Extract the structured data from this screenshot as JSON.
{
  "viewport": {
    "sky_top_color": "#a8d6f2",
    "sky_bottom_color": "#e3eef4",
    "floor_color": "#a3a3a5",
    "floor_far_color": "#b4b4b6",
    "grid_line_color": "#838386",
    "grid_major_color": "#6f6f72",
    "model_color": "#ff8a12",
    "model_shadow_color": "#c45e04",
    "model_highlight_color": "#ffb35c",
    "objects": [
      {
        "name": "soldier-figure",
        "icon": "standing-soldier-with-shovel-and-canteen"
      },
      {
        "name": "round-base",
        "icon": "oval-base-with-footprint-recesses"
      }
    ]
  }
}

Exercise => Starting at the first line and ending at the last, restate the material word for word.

Written reply =>
Extract the structured data from this screenshot as JSON.
{
  "viewport": {
    "sky_top_color": "#a8d6f2",
    "sky_bottom_color": "#e3eef4",
    "floor_color": "#a3a3a5",
    "floor_far_color": "#b4b4b6",
    "grid_line_color": "#838386",
    "grid_major_color": "#6f6f72",
    "model_color": "#ff8a12",
    "model_shadow_color": "#c45e04",
    "model_highlight_color": "#ffb35c",
    "objects": [
      {
        "name": "soldier-figure",
        "icon": "standing-soldier-with-shovel-and-canteen"
      },
      {
        "name": "round-base",
        "icon": "oval-base-with-footprint-recesses"
      }
    ]
  }
}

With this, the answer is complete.